Exercise
Read the records below and copy each line that contains "Zustimmungsbildschirm".

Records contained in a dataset
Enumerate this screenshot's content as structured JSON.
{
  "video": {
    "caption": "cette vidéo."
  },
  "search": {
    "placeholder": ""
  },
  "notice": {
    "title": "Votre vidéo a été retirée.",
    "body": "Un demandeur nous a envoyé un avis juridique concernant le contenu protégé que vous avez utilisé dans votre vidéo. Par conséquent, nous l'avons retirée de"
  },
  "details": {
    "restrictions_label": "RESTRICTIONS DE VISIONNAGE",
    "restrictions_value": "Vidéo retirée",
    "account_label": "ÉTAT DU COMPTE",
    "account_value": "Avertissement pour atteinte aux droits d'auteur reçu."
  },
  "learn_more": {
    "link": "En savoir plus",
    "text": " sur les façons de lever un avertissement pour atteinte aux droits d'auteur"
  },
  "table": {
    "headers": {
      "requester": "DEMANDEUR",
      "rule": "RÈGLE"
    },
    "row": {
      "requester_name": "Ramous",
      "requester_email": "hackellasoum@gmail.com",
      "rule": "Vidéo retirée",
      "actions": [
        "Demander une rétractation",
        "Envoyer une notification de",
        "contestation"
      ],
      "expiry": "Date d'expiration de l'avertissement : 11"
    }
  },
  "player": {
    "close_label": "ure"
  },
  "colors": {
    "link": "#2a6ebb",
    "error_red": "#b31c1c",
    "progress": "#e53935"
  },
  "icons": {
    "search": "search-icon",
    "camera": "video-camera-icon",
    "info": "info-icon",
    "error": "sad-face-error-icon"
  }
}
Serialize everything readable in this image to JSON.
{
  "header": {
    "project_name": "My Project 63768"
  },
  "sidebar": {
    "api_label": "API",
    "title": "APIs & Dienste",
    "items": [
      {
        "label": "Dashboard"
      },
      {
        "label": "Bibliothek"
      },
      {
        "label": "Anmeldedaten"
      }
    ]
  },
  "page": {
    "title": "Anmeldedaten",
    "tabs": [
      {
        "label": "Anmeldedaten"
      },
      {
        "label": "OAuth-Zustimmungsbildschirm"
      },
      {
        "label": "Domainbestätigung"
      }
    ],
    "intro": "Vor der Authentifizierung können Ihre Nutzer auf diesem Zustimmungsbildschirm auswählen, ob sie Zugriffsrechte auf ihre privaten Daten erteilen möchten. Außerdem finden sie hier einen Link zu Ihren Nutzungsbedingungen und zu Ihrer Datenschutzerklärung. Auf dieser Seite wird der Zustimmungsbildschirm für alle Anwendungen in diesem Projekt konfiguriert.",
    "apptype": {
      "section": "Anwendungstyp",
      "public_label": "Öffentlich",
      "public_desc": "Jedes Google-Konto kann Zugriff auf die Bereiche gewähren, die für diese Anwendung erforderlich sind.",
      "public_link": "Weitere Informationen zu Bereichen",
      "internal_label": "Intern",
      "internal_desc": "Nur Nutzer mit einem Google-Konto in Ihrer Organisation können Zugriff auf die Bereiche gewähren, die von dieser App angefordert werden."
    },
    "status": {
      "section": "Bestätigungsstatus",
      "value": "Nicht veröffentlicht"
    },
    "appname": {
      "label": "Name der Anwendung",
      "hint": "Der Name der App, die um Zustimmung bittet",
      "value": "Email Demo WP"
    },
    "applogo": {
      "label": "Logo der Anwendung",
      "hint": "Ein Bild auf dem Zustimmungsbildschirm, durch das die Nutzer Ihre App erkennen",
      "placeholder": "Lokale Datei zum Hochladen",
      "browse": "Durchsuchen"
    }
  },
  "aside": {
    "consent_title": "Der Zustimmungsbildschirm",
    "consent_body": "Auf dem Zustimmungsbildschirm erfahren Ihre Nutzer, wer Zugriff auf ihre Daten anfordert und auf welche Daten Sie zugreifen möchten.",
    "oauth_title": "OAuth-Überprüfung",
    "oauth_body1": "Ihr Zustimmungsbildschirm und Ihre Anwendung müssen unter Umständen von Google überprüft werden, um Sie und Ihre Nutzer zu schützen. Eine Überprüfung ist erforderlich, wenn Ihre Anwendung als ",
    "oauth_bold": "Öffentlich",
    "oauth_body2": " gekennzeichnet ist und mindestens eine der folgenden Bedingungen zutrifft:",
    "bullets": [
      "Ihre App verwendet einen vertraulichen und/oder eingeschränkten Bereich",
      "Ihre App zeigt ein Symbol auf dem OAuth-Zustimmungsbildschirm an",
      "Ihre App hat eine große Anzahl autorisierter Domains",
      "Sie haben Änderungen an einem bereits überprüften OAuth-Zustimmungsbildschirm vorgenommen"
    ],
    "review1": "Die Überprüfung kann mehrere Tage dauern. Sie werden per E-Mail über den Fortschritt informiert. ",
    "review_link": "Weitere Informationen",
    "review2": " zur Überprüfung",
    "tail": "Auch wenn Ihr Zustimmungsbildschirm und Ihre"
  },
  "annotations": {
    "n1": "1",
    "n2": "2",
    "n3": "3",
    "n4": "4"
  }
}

Answer area
        "label": "OAuth-Zustimmungsbildschirm"
    "intro": "Vor der Authentifizierung können Ihre Nutzer auf diesem Zustimmungsbildschirm auswählen, ob sie Zugriffsrechte auf ihre privaten Daten erteilen möchten. Außerdem finden sie hier einen Link zu Ihren Nutzungsbedingungen und zu Ihrer Datenschutzerklärung. Auf dieser Seite wird der Zustimmungsbildschirm für alle Anwendungen in diesem Projekt konfiguriert.",
      "hint": "Ein Bild auf dem Zustimmungsbildschirm, durch das die Nutzer Ihre App erkennen",
    "consent_title": "Der Zustimmungsbildschirm",
    "consent_body": "Auf dem Zustimmungsbildschirm erfahren Ihre Nutzer, wer Zugriff auf ihre Daten anfordert und auf welche Daten Sie zugreifen möchten.",
    "oauth_body1": "Ihr Zustimmungsbildschirm und Ihre Anwendung müssen unter Umständen von Google überprüft werden, um Sie und Ihre Nutzer zu schützen. Eine Überprüfung ist erforderlich, wenn Ihre Anwendung als ",
      "Ihre App zeigt ein Symbol auf dem OAuth-Zustimmungsbildschirm an",
      "Sie haben Änderungen an einem bereits überprüften OAuth-Zustimmungsbildschirm vorgenommen"
    "tail": "Auch wenn Ihr Zustimmungsbildschirm und Ihre"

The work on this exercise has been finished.